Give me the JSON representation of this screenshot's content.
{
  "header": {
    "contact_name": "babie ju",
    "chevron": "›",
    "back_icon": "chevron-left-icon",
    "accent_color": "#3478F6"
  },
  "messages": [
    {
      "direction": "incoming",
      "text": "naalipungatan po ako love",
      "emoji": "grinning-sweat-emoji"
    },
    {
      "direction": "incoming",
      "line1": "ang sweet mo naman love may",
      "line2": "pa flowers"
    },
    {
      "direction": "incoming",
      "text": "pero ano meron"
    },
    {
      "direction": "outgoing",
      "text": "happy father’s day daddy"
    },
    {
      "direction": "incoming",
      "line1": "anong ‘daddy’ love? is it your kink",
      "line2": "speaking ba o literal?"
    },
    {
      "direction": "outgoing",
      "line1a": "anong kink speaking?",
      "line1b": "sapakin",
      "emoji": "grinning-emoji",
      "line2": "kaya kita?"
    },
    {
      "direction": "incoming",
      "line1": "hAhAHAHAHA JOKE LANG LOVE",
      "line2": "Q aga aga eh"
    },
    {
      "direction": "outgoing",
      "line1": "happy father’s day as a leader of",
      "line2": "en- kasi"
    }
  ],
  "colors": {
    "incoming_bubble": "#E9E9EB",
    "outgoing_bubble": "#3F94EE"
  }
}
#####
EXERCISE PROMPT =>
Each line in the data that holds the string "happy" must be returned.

FINISHED TASK =>
      "text": "happy father’s day daddy"
      "line1": "happy father’s day as a leader of",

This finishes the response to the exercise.